Dataset entries ->

--------

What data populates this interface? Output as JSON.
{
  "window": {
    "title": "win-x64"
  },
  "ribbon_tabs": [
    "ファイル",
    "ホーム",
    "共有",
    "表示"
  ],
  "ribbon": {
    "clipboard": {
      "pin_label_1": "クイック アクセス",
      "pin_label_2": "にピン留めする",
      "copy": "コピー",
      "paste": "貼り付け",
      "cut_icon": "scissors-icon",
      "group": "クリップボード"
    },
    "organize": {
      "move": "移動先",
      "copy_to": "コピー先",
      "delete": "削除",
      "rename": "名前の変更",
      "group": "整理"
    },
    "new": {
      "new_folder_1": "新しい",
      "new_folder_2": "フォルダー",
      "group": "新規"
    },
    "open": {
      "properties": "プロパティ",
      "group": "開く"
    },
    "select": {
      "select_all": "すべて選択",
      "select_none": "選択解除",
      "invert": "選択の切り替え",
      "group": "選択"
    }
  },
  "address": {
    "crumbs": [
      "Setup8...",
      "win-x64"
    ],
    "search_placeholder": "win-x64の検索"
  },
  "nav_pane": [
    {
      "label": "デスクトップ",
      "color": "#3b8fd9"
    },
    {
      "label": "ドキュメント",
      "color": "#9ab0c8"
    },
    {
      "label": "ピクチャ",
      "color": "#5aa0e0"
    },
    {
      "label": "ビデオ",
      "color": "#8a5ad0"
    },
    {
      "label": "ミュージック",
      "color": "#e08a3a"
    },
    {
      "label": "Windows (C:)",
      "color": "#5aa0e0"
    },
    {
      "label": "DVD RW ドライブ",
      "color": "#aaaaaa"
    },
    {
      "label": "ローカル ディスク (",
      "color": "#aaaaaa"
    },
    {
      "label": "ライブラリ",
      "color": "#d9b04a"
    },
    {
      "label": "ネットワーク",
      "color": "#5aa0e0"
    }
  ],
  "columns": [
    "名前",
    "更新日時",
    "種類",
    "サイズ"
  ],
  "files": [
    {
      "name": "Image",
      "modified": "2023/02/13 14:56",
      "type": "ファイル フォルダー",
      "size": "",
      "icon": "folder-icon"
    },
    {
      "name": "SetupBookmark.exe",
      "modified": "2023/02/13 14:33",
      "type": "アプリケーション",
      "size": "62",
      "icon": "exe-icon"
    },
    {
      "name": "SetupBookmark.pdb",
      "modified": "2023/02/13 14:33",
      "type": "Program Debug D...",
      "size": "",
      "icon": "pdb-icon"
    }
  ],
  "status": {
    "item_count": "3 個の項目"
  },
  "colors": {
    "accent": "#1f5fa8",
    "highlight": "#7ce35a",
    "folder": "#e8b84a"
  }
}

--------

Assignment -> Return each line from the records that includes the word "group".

Solution to this exercise ->
      "group": "クリップボード"
      "group": "整理"
      "group": "新規"
      "group": "開く"
      "group": "選択"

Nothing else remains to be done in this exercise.